The design won out of a field of 47 designs, for a prize of five guineas. However, upon asking the cost of registering the arms for official use the Australian High Commission told them it would cost £150. This substantial cost saw the university eschew Harry's design, instead commissioning a set of arms from a Mr E Kruger Gray without actually registering the design. This, of course, was illegal.
Gray's design is substantively different from that of Harry's, and is the one used by the university in modern times: he gave more prominence to the lion, having them hold the torch, and placed a book on either side of the Southern Cross, all this sitting above the lion. Gray's design also holds the distinction of being the only CoA in Australia that has closed books, whereas they are open in other designs. The torch is also unique among Australian universities, though other institutions have them from time to time.

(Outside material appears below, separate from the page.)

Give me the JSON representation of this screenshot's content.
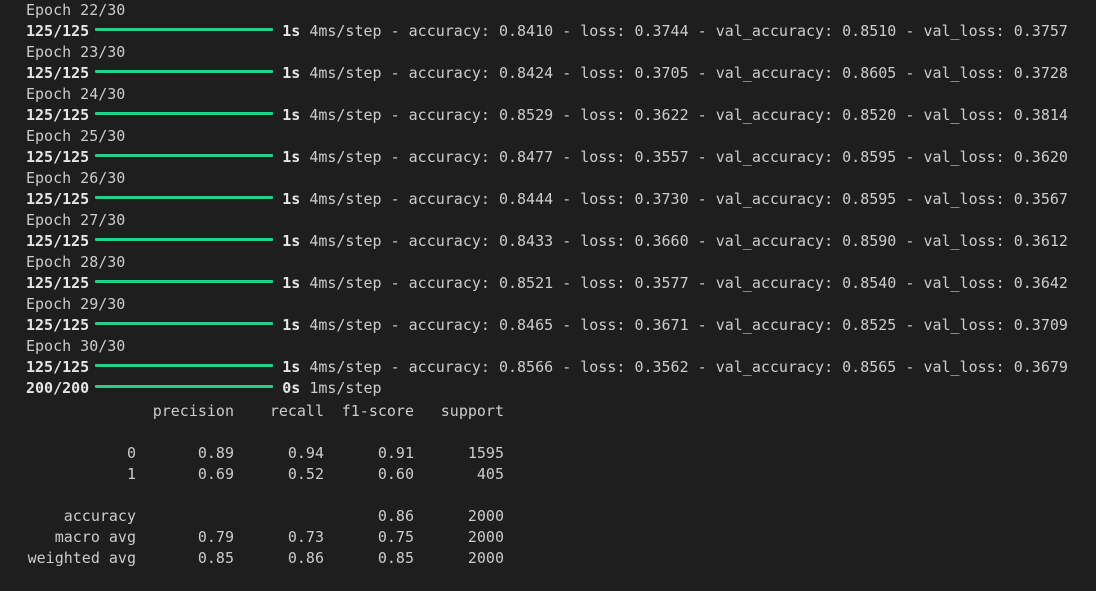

I think there's a certain charm to Harry's design. His design was rejected but then immediately pilfered by the university, which strikes me as rather unjust. Because they didn't want to register his design they simply stole its elements and recreated it. Harry would've probably had a substantive basis to sue and may have had the means to as he held two bachelors in art and commerce, but I suspect that as the university never officially registered it's coat of arms in the period (though they most certainly have in modern times, particularly with Australia's legal independence from the UK) there wasn't a technical infringement and so no basis to sue. Or perhaps Harry got his five guineas and so was simply disinterested in how the university might warp his vision. In any event, I quite like it.
So my surname is Clifford, which isn't a secret as I haven't done well to keep my identity on the web a secret. All of this CoA sans the rampant lion is a part of the original Clifford CoA, I added said lion to represent my native Tasmania, of which it is a symbol. The motto, 'Semper Paratus, means 'Always Prepared' which is ironic if you know me. The idea had just been scratching at the back of my mind for a while and I wanted to see how it'd look. These are rather a lot of fun to make when they're not too tedious.
Any chance if a timeline?
Can someone make a coat of arms for a Slavic state in the central alps (around RL Switzerland)?
I need one for a little "country profile"/fact card i'm making for a challenge, but I just don't know what I want it to look like. Help pls.
Some background on the country:
They would be descendants of the Caranthanians from Austria, and would have been part of the HRE in the middle ages. There is a large German Population, as well as very small French and Italian groups (though they're much less influential). The location is like Switzerland, but shifted a bit to the east.
The flag is a simple blue and white bicolour, but you don't by any means have to use those colours.
All I want is the shield, I don't need supporters (i'm probably going to just use an eagle) or a helm.
If you send drawings, that's fine, if I like it, i'll make it in Photoshop.
Thanks for the help. You will be credited if you want.
That basically sounds like slovenia. Would you not want to use their arms and modify it?
Separate names with a comma.